»»

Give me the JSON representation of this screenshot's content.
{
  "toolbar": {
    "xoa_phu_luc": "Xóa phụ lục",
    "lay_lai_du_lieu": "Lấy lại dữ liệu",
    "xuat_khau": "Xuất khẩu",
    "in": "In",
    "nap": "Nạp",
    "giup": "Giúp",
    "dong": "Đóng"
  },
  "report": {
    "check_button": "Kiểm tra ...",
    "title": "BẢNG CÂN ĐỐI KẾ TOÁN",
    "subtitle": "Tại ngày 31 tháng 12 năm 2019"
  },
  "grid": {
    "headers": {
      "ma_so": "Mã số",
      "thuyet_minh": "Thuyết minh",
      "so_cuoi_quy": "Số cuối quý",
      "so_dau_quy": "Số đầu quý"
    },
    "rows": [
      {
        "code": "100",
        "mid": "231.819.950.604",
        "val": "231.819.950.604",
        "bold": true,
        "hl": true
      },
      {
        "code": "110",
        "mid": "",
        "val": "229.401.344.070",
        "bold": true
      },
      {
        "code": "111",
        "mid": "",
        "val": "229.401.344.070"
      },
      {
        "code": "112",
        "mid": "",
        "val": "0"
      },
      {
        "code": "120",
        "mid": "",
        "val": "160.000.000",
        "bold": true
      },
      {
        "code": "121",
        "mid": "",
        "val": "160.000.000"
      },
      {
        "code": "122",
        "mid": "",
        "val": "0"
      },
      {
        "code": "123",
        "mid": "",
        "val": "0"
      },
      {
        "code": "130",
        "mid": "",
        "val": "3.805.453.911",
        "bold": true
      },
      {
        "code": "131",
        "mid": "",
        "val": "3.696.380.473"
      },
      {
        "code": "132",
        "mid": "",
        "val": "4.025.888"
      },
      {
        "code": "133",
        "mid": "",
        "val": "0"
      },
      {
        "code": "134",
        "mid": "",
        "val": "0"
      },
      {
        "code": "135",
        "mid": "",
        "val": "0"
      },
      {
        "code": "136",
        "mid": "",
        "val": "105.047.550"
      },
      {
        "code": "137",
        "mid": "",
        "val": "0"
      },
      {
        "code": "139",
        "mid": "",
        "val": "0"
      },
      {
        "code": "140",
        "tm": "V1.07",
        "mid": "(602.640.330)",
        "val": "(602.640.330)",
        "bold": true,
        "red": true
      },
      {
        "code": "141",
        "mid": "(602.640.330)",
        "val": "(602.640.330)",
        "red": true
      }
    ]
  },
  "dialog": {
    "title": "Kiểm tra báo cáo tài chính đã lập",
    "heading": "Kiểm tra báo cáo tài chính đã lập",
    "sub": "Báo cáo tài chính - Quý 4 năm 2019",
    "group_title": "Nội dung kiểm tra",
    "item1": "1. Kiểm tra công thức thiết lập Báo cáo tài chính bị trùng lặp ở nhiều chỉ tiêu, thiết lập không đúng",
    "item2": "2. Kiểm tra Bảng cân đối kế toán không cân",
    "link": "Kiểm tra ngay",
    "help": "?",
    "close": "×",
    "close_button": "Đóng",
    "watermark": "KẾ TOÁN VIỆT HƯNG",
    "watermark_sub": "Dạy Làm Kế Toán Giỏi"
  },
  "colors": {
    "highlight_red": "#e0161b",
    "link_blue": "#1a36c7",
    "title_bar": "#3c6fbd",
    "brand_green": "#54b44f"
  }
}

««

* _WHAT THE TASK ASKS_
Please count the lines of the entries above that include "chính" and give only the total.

* _ANSWER TO THIS PROBLEM_
4